Q. What changes do you see for the Audits Division?
A. I’m asking the auditors to dig deeper into the problems they encounter when they audit so we can identify the root causes of problems and make recommendations that help managers pinpoint solutions. I’m finding that auditors are very enthused about this new scope of their responsibilities. They’re leaping into the issues and producing better audits already.
Q. What’s a performance audit?
A. A performance audit looks at how an organization delivers services and figures out where the bottlenecks and obstacles are. So when we point problems out to management, they can improve their service, whether it involves cost or quality or timeliness. A financial audit looks at the money transactions in an organization. Our biggest responsibility in a statewide financial audit is determining whether agency reporting of financial transactions is accurate and reliable. Our other large responsibility is determining whether federal funds were handled in compliance with federal rules.
Q. Will the Audits Division be doing more performance audits than it did in the past?
A. Yes, we will be stretching some of our audits that only looked at rule compliance to look at the larger picture of performance. We’re also looking at ways to apply our financial audit staff to equally important questions about public finance issues.
Q. How can audits help save taxpayer money?

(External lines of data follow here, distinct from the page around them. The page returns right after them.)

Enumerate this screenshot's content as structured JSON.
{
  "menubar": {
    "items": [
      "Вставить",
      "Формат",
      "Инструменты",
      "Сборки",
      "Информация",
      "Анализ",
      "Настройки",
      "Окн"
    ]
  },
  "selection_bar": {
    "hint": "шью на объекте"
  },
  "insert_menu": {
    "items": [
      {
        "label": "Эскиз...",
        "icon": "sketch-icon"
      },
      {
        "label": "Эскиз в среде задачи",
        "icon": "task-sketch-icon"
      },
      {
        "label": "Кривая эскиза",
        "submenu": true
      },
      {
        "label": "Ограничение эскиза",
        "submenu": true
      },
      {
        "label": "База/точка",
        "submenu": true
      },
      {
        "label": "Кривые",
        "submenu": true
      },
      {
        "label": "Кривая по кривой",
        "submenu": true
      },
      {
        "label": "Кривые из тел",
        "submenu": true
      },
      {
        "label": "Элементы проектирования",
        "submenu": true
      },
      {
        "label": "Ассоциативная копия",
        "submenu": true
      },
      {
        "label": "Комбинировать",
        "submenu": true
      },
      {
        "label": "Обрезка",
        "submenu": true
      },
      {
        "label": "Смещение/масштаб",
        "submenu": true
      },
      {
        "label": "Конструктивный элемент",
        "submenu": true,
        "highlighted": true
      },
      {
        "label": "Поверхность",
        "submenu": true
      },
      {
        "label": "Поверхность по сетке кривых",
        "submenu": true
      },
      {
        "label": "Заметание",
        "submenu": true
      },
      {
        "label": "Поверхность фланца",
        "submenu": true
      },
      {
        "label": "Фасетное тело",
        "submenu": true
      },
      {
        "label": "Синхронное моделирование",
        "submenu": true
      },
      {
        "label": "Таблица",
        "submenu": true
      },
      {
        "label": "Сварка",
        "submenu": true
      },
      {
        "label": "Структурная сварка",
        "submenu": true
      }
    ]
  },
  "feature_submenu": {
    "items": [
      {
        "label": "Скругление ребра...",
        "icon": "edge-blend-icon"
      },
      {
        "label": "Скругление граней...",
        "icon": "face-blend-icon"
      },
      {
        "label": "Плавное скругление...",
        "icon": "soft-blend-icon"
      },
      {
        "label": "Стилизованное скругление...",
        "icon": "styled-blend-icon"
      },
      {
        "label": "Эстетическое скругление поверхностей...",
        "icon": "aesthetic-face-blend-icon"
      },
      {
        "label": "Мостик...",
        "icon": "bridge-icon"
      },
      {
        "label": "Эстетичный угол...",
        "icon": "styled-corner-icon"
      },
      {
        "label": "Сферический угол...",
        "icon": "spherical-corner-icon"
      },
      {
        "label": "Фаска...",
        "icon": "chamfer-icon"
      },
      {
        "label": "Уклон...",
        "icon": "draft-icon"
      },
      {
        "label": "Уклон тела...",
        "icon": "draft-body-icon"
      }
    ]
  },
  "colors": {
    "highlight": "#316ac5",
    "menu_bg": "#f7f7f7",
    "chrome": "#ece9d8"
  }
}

A. In many ways, government gets in its own way in delivering services. As outsiders, we can see things that people in an organization have become accustomed to, things that are unnecessary or duplicative. Finding them are ways we can save money. We can also look at the state’s revenue sources to see if we can bring in additional dollars. We can examine programs to see if they’re accomplishing the objectives set forward by the Legislature. If they’re not, leadership can decide how to better allocate those resources to be more effective.